» **Exercise**
In the records, each line holding "POST" must be reported.

» **Extracted records**
----------------------------------------

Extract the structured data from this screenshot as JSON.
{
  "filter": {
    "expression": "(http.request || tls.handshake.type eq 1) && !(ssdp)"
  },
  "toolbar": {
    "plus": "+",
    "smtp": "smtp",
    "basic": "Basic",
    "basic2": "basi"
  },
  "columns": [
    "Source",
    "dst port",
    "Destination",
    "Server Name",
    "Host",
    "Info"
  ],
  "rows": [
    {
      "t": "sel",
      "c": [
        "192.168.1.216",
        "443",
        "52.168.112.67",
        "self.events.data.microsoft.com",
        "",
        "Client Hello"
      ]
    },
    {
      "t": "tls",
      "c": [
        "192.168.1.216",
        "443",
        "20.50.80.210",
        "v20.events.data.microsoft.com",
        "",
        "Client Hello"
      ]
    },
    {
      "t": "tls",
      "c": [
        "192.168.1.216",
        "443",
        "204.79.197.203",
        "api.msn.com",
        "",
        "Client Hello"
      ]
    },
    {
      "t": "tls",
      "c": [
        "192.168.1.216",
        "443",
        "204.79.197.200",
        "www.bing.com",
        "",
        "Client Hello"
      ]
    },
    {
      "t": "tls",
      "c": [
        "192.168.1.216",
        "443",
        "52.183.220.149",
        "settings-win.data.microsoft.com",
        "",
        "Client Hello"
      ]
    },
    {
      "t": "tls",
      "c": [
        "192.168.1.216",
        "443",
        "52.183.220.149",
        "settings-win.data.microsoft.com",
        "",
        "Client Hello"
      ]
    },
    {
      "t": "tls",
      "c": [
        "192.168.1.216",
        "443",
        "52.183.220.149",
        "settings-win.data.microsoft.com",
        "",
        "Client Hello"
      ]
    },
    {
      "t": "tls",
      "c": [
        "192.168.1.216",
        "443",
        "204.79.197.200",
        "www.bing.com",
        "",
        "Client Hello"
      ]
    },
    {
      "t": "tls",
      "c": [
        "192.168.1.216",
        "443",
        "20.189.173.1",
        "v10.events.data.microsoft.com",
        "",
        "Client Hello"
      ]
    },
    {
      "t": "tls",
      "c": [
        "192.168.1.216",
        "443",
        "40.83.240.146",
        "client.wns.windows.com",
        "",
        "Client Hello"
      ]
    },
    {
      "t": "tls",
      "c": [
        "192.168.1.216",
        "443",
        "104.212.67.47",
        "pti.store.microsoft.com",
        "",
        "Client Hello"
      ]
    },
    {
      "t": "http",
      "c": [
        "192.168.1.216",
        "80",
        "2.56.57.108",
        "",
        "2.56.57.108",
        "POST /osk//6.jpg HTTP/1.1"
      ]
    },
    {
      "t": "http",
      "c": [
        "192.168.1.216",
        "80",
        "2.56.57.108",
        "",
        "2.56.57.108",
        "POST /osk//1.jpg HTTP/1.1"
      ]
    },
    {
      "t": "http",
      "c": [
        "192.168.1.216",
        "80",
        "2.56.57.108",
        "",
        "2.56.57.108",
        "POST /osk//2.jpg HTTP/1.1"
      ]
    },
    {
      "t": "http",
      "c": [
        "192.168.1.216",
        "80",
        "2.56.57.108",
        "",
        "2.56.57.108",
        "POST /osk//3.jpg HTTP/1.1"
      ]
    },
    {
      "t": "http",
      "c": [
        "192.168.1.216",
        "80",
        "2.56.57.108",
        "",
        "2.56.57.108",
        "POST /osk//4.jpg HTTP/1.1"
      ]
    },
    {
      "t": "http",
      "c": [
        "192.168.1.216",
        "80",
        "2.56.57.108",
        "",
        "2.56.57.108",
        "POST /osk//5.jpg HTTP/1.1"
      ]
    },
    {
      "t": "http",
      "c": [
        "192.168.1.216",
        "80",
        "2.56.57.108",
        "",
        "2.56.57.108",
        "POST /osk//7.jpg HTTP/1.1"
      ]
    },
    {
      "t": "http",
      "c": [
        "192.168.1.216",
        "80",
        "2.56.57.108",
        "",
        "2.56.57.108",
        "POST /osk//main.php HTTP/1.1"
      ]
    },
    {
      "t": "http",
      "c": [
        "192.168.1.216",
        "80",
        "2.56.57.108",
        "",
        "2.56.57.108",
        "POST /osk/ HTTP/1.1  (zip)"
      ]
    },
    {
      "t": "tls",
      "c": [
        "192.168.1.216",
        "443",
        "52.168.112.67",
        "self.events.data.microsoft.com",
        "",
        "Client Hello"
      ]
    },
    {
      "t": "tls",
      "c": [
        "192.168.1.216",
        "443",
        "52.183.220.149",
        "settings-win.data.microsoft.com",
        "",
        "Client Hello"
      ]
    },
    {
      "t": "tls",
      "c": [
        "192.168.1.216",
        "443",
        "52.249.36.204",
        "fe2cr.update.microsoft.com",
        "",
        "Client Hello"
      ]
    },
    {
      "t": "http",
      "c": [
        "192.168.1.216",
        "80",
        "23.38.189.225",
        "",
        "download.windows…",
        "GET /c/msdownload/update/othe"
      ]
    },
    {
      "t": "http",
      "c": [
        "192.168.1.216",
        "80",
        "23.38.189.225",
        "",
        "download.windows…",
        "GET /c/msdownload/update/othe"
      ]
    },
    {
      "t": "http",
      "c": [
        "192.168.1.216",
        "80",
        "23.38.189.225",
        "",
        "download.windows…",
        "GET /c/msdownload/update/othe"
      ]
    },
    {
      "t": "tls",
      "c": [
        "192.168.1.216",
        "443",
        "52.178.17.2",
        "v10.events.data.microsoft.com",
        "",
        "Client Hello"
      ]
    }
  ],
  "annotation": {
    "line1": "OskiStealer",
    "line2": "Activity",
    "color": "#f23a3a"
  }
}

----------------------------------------

» **Response to this exercise**
        "POST /osk//6.jpg HTTP/1.1"
        "POST /osk//1.jpg HTTP/1.1"
        "POST /osk//2.jpg HTTP/1.1"
        "POST /osk//3.jpg HTTP/1.1"
        "POST /osk//4.jpg HTTP/1.1"
        "POST /osk//5.jpg HTTP/1.1"
        "POST /osk//7.jpg HTTP/1.1"
        "POST /osk//main.php HTTP/1.1"
        "POST /osk/ HTTP/1.1  (zip)"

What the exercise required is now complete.